As we recently reported on our Boston Drunk Driving Accident Lawyer Blog, alcohol and the South Boston’s St. Patrick’s Day go together like peanut butter and jelly, or St. Patrick’s Day and green beer. We’ve discussed the dangers of drinking and driving and reviewed a number of ways to avoid these types of potentially fatal accident.
Alcohol-related car accidents in Boston over the festive green holiday weren’t the only kind of accidents that officials had to deal with. According to ABC5, a parade-watcher wound up in the hospital after a catastrophic tumble from a roof during this year’s event. Officers report that the man, who was in his 20s, fell from a triple-decker apartment building along G Street just before 4:00 p.m. According to medical reports, the man is now paralyzed.
Our Massachusetts personal injury lawyers understand that balconies, porches and decks are prime gathering places, particularly as we head into spring. Unfortunately, these rooftop seats can sometimes pose serious dangers and can result in serious injuries and even death. Sometimes the structure or the railings of balconies, porches and decks can be inadequate and can contribute to falls. These things can even collapse and cause a number of people to fall to the ground below, even burying the victims underneath the debris. The St. Patrick’s Day isn’t the only place where we have to worry about these kinds of accidents either. They can happen at social gatherings, at restaurants and even at rented homes. Many times, officials like to blame the overcrowding for these kinds of the accidents, but the truth of the matter is that t’s often concluded that the accident was caused by decay and poor maintenance.

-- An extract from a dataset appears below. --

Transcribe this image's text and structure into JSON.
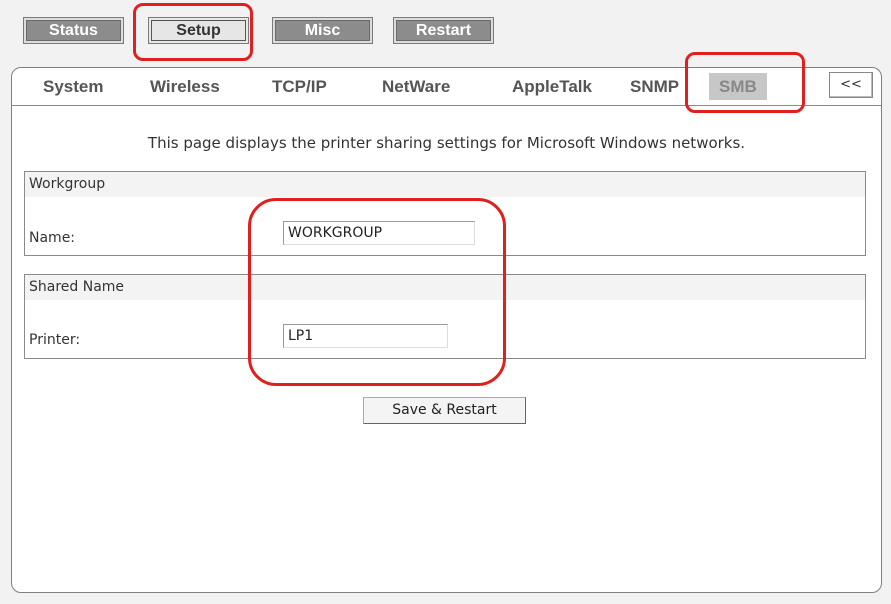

There are roughly 40 million decks, balconies and porches in the U.S. that are more than 20 years old, according to the North American Deck and Railing Association. You can image how many of those locations can be found in the historic city of Boston. Recent studies illustrate the risks many assume; many decks, balconies and porches are not maintained properly. When property owners are negligent and don’t make sure that their premises are safe, including balconies, porches and decks, they can in fact be held liable.

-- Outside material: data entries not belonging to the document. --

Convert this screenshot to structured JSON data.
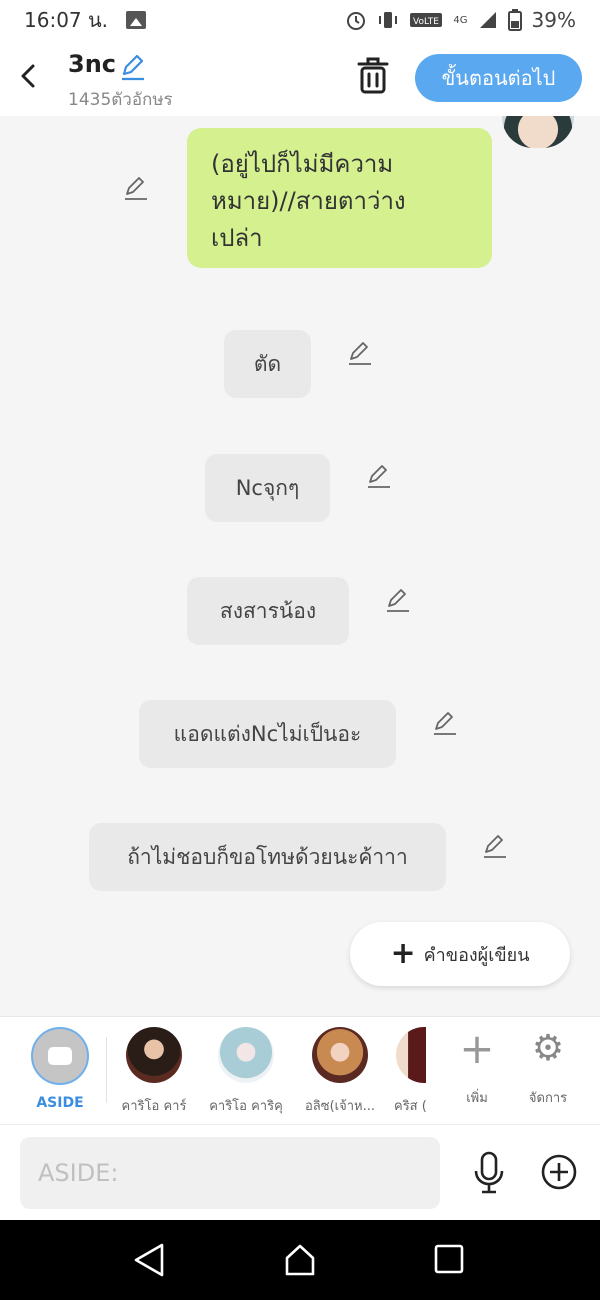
{
  "status": {
    "time": "16:07 น.",
    "network": "4G",
    "battery": "39%"
  },
  "header": {
    "title": "3nc",
    "char_count": "1435ตัวอักษร",
    "next_label": "ขั้นตอนต่อไป"
  },
  "messages": [
    {
      "text": "(อยู่ไปก็ไม่มีความหมาย)//สายตาว่างเปล่า",
      "lines": [
        "(อยู่ไปก็ไม่มีความ",
        "หมาย)//สายตาว่าง",
        "เปล่า"
      ]
    },
    {
      "text": "ตัด"
    },
    {
      "text": "Ncจุกๆ"
    },
    {
      "text": "สงสารน้อง"
    },
    {
      "text": "แอดแต่งNcไม่เป็นอะ"
    },
    {
      "text": "ถ้าไม่ชอบก็ขอโทษด้วยนะค้าาา"
    }
  ],
  "writer_button": "คำของผู้เขียน",
  "characters": {
    "aside_label": "ASIDE",
    "items": [
      {
        "name": "คาริโอ คาร์",
        "color": "#3a2a22"
      },
      {
        "name": "คาริโอ คาริคุ",
        "color": "#a8cdd6"
      },
      {
        "name": "อลิซ(เจ้าห...",
        "color": "#a65a3b"
      },
      {
        "name": "คริส (",
        "color": "#5a1a1a"
      }
    ],
    "add_label": "เพิ่ม",
    "manage_label": "จัดการ"
  },
  "input": {
    "placeholder": "ASIDE:",
    "value": ""
  }
}
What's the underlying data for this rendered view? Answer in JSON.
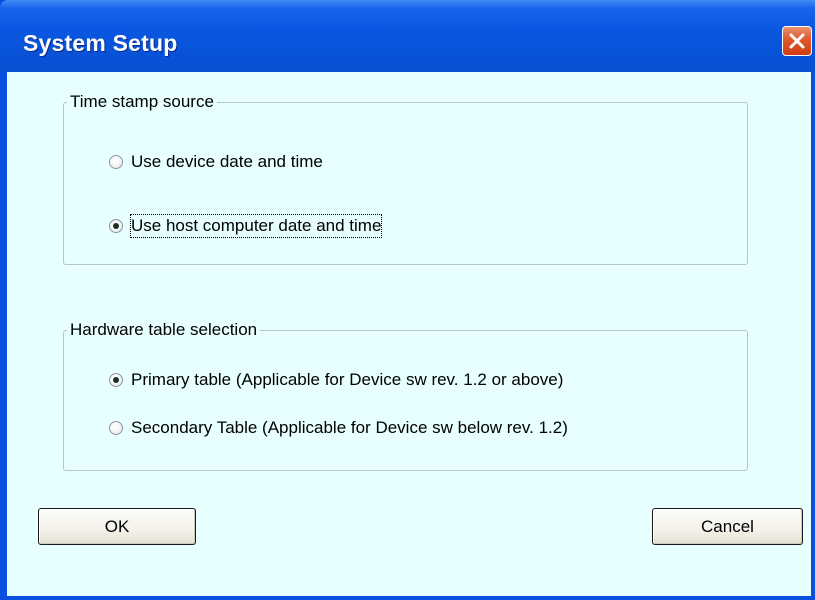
{
  "window": {
    "title": "System Setup",
    "close_icon": "close-icon"
  },
  "timestamp_group": {
    "label": "Time stamp source",
    "options": [
      {
        "label": "Use device date and time",
        "selected": false
      },
      {
        "label": "Use host computer date and time",
        "selected": true
      }
    ]
  },
  "hardware_group": {
    "label": "Hardware table selection",
    "options": [
      {
        "label": "Primary table  (Applicable for Device sw rev. 1.2 or above)",
        "selected": true
      },
      {
        "label": "Secondary Table (Applicable for Device sw  below  rev. 1.2)",
        "selected": false
      }
    ]
  },
  "buttons": {
    "ok_label": "OK",
    "cancel_label": "Cancel"
  },
  "colors": {
    "titlebar": "#0a57e1",
    "client_background": "#e8ffff",
    "close_button": "#e0582a"
  }
}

“There’s been a lot more rooftop parties than we’ve seen in the past,” said Ed Davis, Boston Police Commissioner. “So we’ve been systematically going up and talking to people and closing down the ones that are dangerous.”

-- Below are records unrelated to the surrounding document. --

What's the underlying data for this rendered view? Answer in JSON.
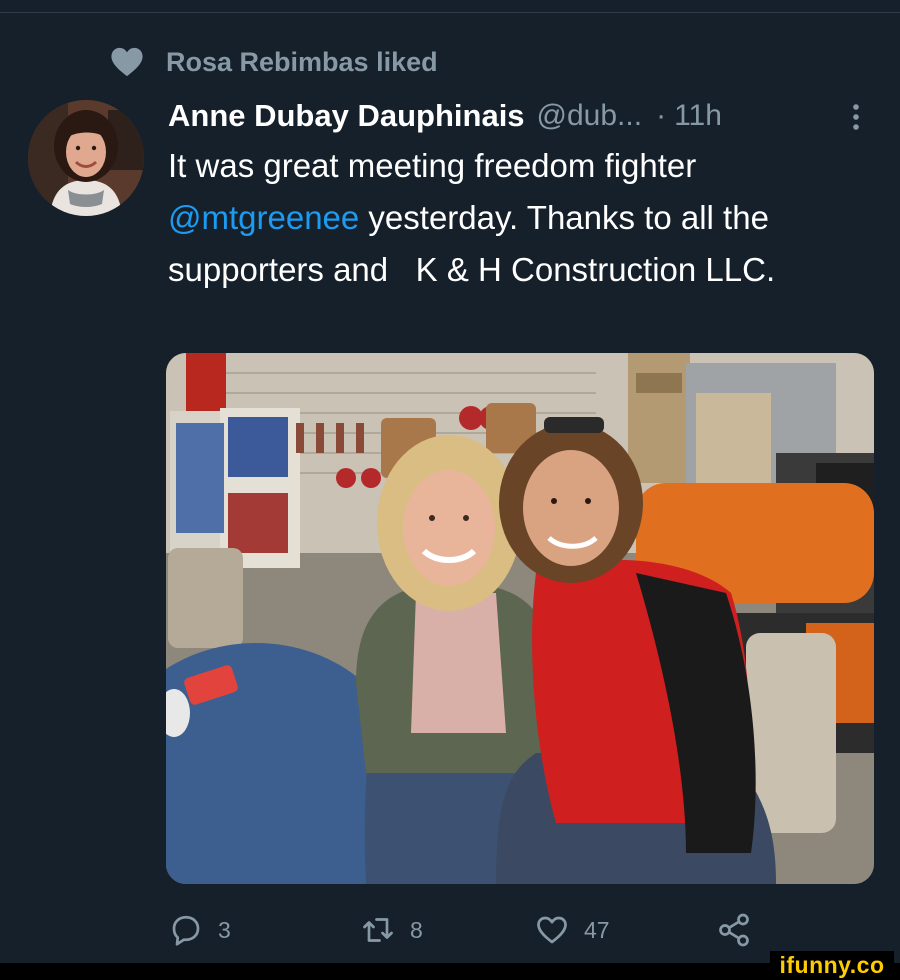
{
  "social_context": {
    "text": "Rosa Rebimbas liked"
  },
  "tweet": {
    "display_name": "Anne Dubay Dauphinais",
    "handle": "@dub...",
    "separator": "·",
    "time": "11h",
    "text_part1": "It was great meeting freedom fighter ",
    "mention": "@mtgreenee",
    "text_part2": " yesterday. Thanks to all the supporters and   K & H Construction LLC."
  },
  "actions": {
    "replies": "3",
    "retweets": "8",
    "likes": "47"
  },
  "watermark": "ifunny.co",
  "icons": {
    "social_context": "heart-icon",
    "more": "more-vertical-icon",
    "reply": "reply-icon",
    "retweet": "retweet-icon",
    "like": "like-icon",
    "share": "share-icon"
  },
  "colors": {
    "background": "#15202b",
    "secondary_text": "#8899a6",
    "mention": "#1d9bf0",
    "watermark": "#ffcc00"
  }
}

Officers with the Boston Police Department traveled up and down the parade route to help make sure that rooftop revelers were safe. Alcohol laws were also in full effect during the event. There were over 200 citations issued to parade watchers for public drinking. In 2011, there were more than 360 citations issued. Officers report that there were six people arrested during this year’s event. Among these arrests were charges of assault and battery with a dangerous weapon, disturbing the peace and possession of alcohol by a minor. Only three people were arrested during last year’s parade.